- Earn those breaks. Set yourself some milestones during the day, or some specific times, and work up to those, so when you take a break you feel like you’ve earned it, that it's a reward, then it feels good rather than a guilty break.
- Get some air and eat well. Keep it healthy with exercise and good, unprocessed food. If you bought some food or a snack in some packaging, a box, bag or tin, simply remove the packing, place the food in a plain bag, cut out the ingredients label and stick that back on the bag. Now, how appealing does that look? Cooking from scratch is healthier, often quicker and delivers that reward vibe.
- Email management. A source of great stress and distraction for many. It’s tempting to keep checking your emails, but depending on your job or role, put some time aside to check emails, rather than continuous monitoring. And then in that time review and highlight the ones you need to read, now or later. Filter out the others, delete or archive them as needed. Regularly, many emails are other people offloading their ‘time-suckers’ onto you.
- Values and principles. When prioritising your tasks, keeping an eye on what’s important to you is key. As you refine your task management prioritisation, keep it consistent with what you value most. If it's time with the kids, time you can’t get back, make that the priority. You can always get another boss, but that time is only here once.
- Track time. Spend a few days, a full week perhaps, just noting down what you do each day. You could even use a stopwatch to time tasks, you may be surprised what you find out.
- Check in again with that inner peace. If stress is on the rise, you may need to look again at your prioritising and goals.
- Don’t stress about the plan. You have a plan now, that's great, but, for whatever reason, you've veered off the plan. Don’t stress, simply replan with perhaps an increased sense of what is realistic and improved assumptions.
- Strengthen your critical thinking skills. This can help you organise things more effectively for yourself, family and work. By recognising the consequences of your choices on an emotional, physical, mental and spiritual level, you’ll be more likely to take the time needed to consider the choices in front of you.
- Use the Eisenhower Method. Use the Eisenhower Method to schedule your important/urgent tasks.
- Focus. There was a time when multitasking was good, now multitasking is bad. It’s far better to focus on a single task than hop about when you’re constantly having to recall, replan and restart tasks, especially with creative tasks. So, don’t multitask, focus instead.

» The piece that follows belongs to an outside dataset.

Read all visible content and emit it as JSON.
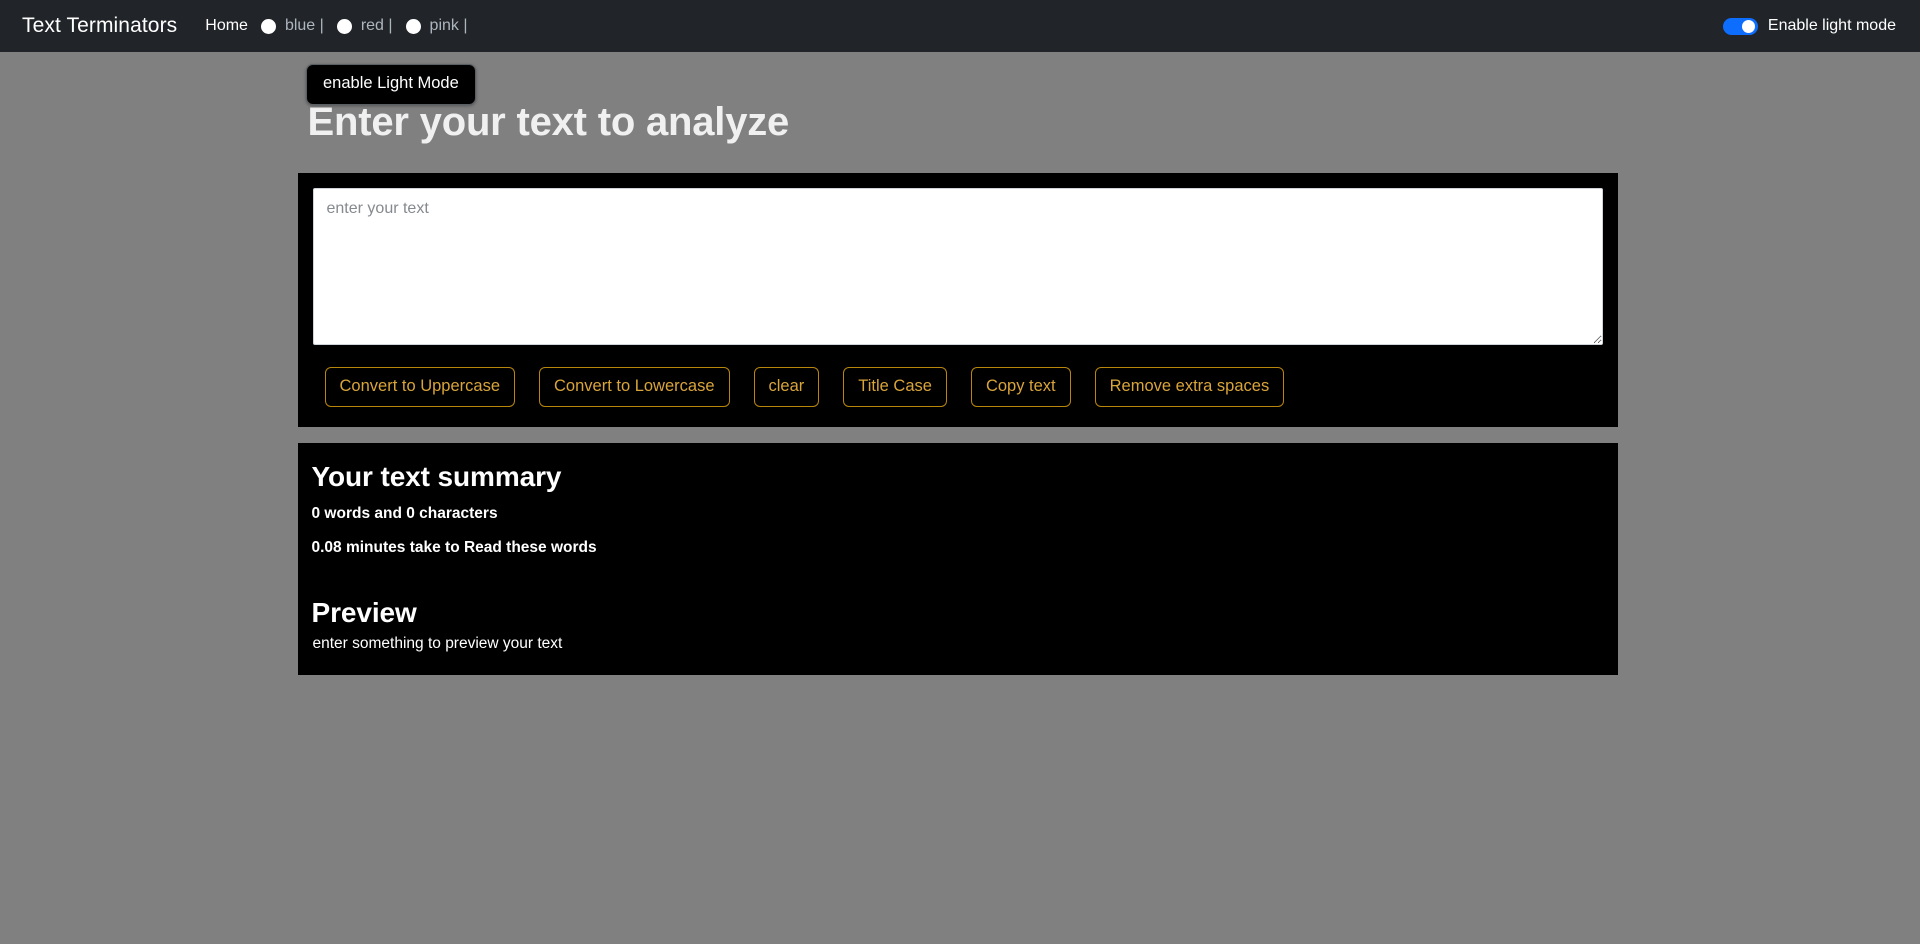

- Pomodoro. Use the Pomodoro technique to break tasks up into bite-size chunks with breaks. This may work for you depending on the type of task you need to complete and how you like to work.

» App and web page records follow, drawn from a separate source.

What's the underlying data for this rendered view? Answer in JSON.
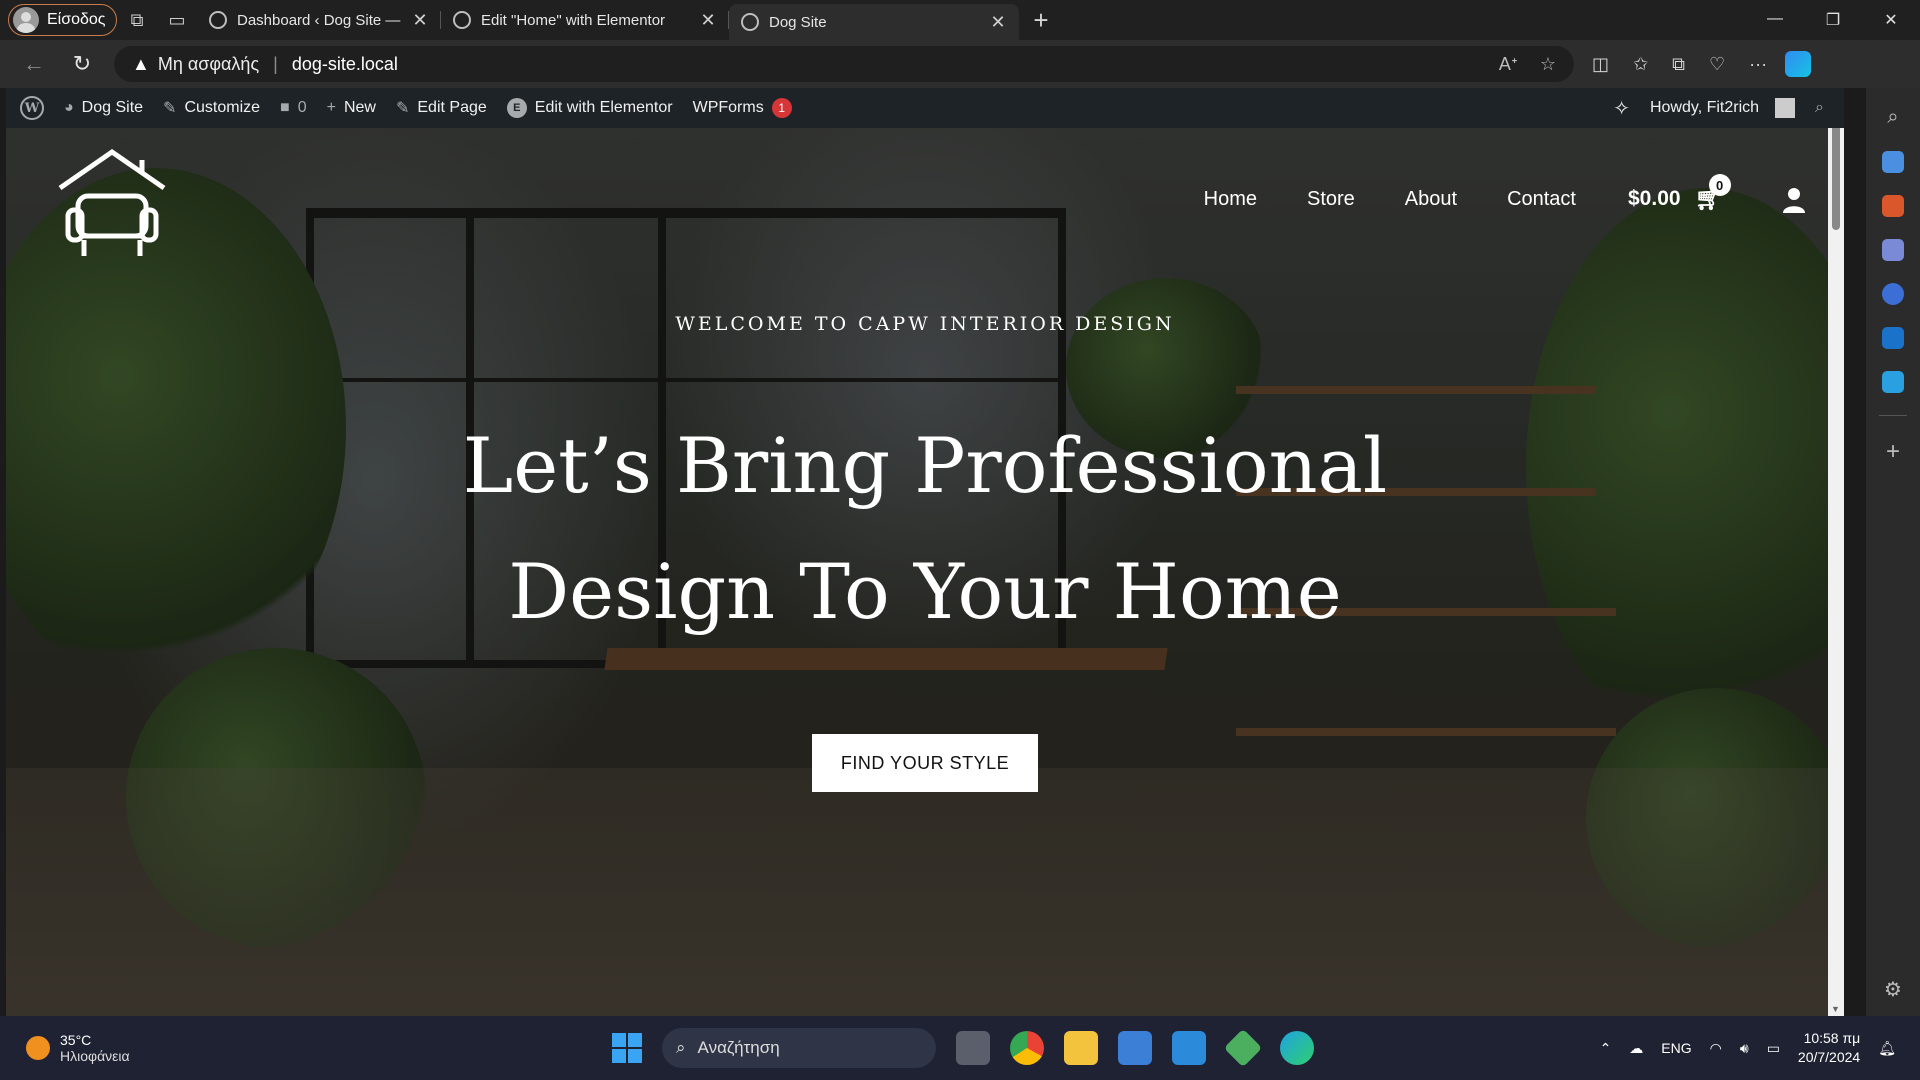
{
  "browser": {
    "profile_label": "Είσοδος",
    "tabs": [
      {
        "title": "Dashboard ‹ Dog Site — WordPress"
      },
      {
        "title": "Edit \"Home\" with Elementor"
      },
      {
        "title": "Dog Site"
      }
    ],
    "address": {
      "security_label": "Μη ασφαλής",
      "url": "dog-site.local"
    }
  },
  "wp_admin_bar": {
    "site_name": "Dog Site",
    "customize": "Customize",
    "comments_count": "0",
    "new": "New",
    "edit_page": "Edit Page",
    "edit_elementor": "Edit with Elementor",
    "wpforms": "WPForms",
    "wpforms_count": "1",
    "howdy": "Howdy, Fit2rich"
  },
  "site": {
    "nav": [
      "Home",
      "Store",
      "About",
      "Contact"
    ],
    "cart_total": "$0.00",
    "cart_count": "0",
    "kicker": "WELCOME TO CAPW INTERIOR DESIGN",
    "headline_line1": "Let’s Bring Professional",
    "headline_line2": "Design To Your Home",
    "cta": "FIND YOUR STYLE"
  },
  "taskbar": {
    "temperature": "35°C",
    "weather": "Ηλιοφάνεια",
    "search_placeholder": "Αναζήτηση",
    "language": "ENG",
    "time": "10:58 πμ",
    "date": "20/7/2024"
  },
  "colors": {
    "wp_admin_bar": "#1d2327",
    "badge_red": "#d63638",
    "taskbar": "#1e2233",
    "accent_blue": "#39a5f2"
  }
}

- Build in buffers and breaks. It really helps to maintain concentration and motivation if you plan breaks into your day. It's also a time to reflect on progress.
- Review your environment. Create an environment that is conducive to focus and free of distractions.
- Plan ahead. Plan tomorrow’s tasks today as the final task of the day, plan the week ahead on Sunday, and plan the month ahead at the end of the preceding month. It’s a good idea to compare against planned and completed tasks to see what variance exist and update your assumptions about what can be realistically achieved.
- Take advantage of your most productive time of day. Identify your most productive time of day and use that to focus on the top-priority tasks.
- Use the Pareto method. Use the 80/20 rule to focus on the 20% of activities that will give you 80% of the results you're looking for.
- Block out the start of each day. Block out the start of every day for your routine personal preparation tasks for the day. It could be a taking a walk, reading the papers, having breakfast, a run, reviewing your plan. Whatever works for you.
- Delegate. What tasks might be better completed by somebody else as they don't take you towards your personal, long-term goals?